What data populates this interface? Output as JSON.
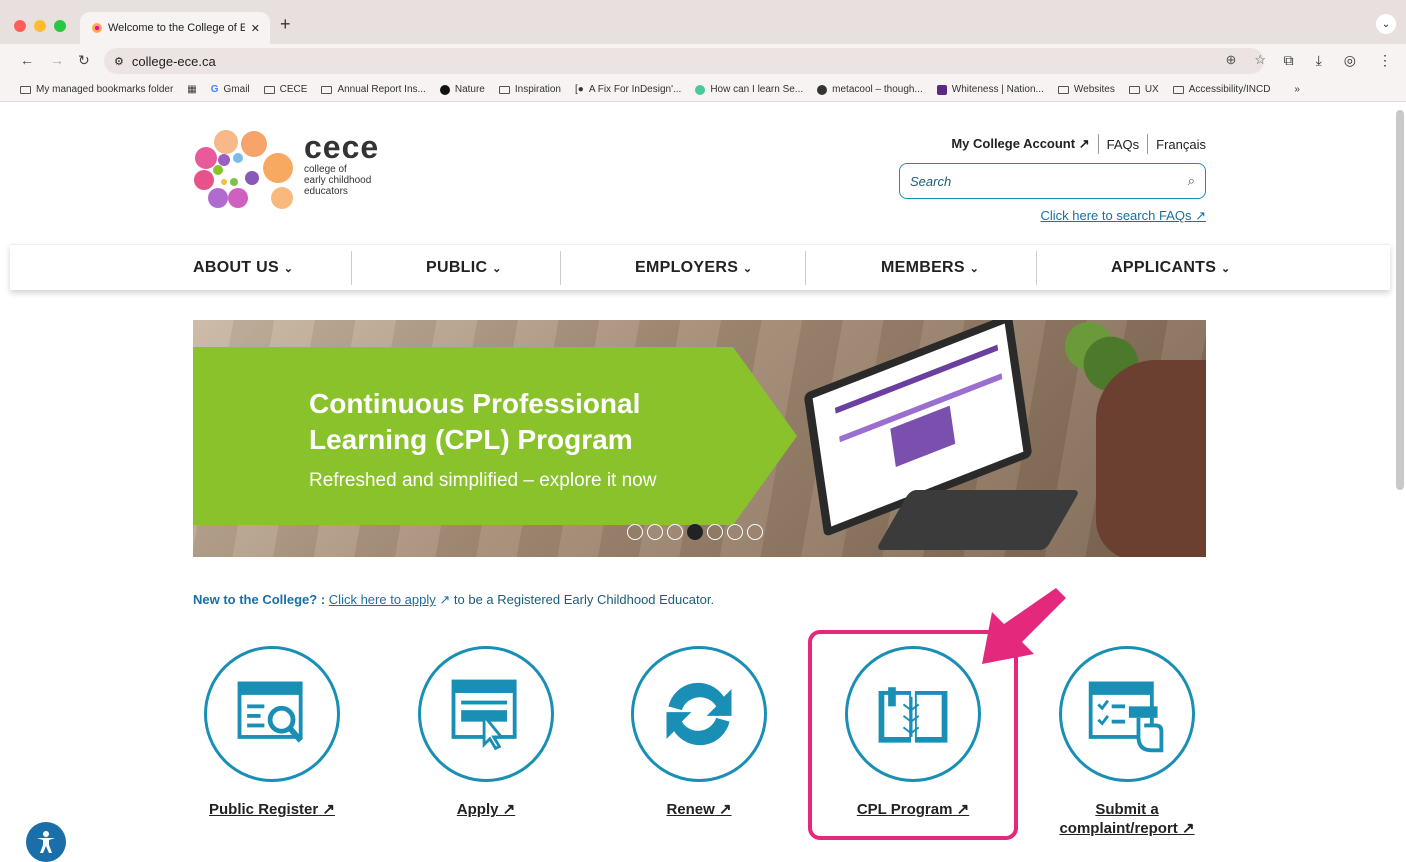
{
  "browser": {
    "tab_title": "Welcome to the College of Ea",
    "url": "college-ece.ca",
    "bookmarks": [
      "My managed bookmarks folder",
      "Gmail",
      "CECE",
      "Annual Report Ins...",
      "Nature",
      "Inspiration",
      "A Fix For InDesign'...",
      "How can I learn Se...",
      "metacool – though...",
      "Whiteness | Nation...",
      "Websites",
      "UX",
      "Accessibility/INCD"
    ],
    "more_label": "»"
  },
  "header": {
    "logo_word": "cece",
    "logo_sub_1": "college of",
    "logo_sub_2": "early childhood",
    "logo_sub_3": "educators",
    "account_link": "My College Account",
    "faqs_link": "FAQs",
    "language_link": "Français",
    "search_placeholder": "Search",
    "faq_search_link": "Click here to search FAQs"
  },
  "nav": {
    "items": [
      "ABOUT US",
      "PUBLIC",
      "EMPLOYERS",
      "MEMBERS",
      "APPLICANTS"
    ]
  },
  "hero": {
    "title": "Continuous Professional Learning (CPL) Program",
    "subtitle": "Refreshed and simplified – explore it now",
    "slide_count": 7,
    "active_slide": 4
  },
  "intro": {
    "lead": "New to the College? :",
    "link": "Click here to apply",
    "rest": "to be a Registered Early Childhood Educator."
  },
  "tiles": [
    {
      "label": "Public Register",
      "icon": "search-register-icon"
    },
    {
      "label": "Apply",
      "icon": "apply-click-icon"
    },
    {
      "label": "Renew",
      "icon": "renew-arrows-icon"
    },
    {
      "label": "CPL Program",
      "icon": "open-book-icon"
    },
    {
      "label": "Submit a complaint/report",
      "icon": "checklist-hand-icon"
    }
  ],
  "colors": {
    "brand_blue": "#1a8fb5",
    "hero_green": "#8ac22c",
    "highlight_pink": "#e4287c"
  }
}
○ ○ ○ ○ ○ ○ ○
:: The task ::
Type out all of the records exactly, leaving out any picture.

:: Exercise output ::
What data populates this interface? Output as JSON.
{
  "browser": {
    "tab_title": "Welcome to the College of Ea",
    "url": "college-ece.ca",
    "bookmarks": [
      "My managed bookmarks folder",
      "Gmail",
      "CECE",
      "Annual Report Ins...",
      "Nature",
      "Inspiration",
      "A Fix For InDesign'...",
      "How can I learn Se...",
      "metacool – though...",
      "Whiteness | Nation...",
      "Websites",
      "UX",
      "Accessibility/INCD"
    ],
    "more_label": "»"
  },
  "header": {
    "logo_word": "cece",
    "logo_sub_1": "college of",
    "logo_sub_2": "early childhood",
    "logo_sub_3": "educators",
    "account_link": "My College Account",
    "faqs_link": "FAQs",
    "language_link": "Français",
    "search_placeholder": "Search",
    "faq_search_link": "Click here to search FAQs"
  },
  "nav": {
    "items": [
      "ABOUT US",
      "PUBLIC",
      "EMPLOYERS",
      "MEMBERS",
      "APPLICANTS"
    ]
  },
  "hero": {
    "title": "Continuous Professional Learning (CPL) Program",
    "subtitle": "Refreshed and simplified – explore it now",
    "slide_count": 7,
    "active_slide": 4
  },
  "intro": {
    "lead": "New to the College? :",
    "link": "Click here to apply",
    "rest": "to be a Registered Early Childhood Educator."
  },
  "tiles": [
    {
      "label": "Public Register",
      "icon": "search-register-icon"
    },
    {
      "label": "Apply",
      "icon": "apply-click-icon"
    },
    {
      "label": "Renew",
      "icon": "renew-arrows-icon"
    },
    {
      "label": "CPL Program",
      "icon": "open-book-icon"
    },
    {
      "label": "Submit a complaint/report",
      "icon": "checklist-hand-icon"
    }
  ],
  "colors": {
    "brand_blue": "#1a8fb5",
    "hero_green": "#8ac22c",
    "highlight_pink": "#e4287c"
  }
}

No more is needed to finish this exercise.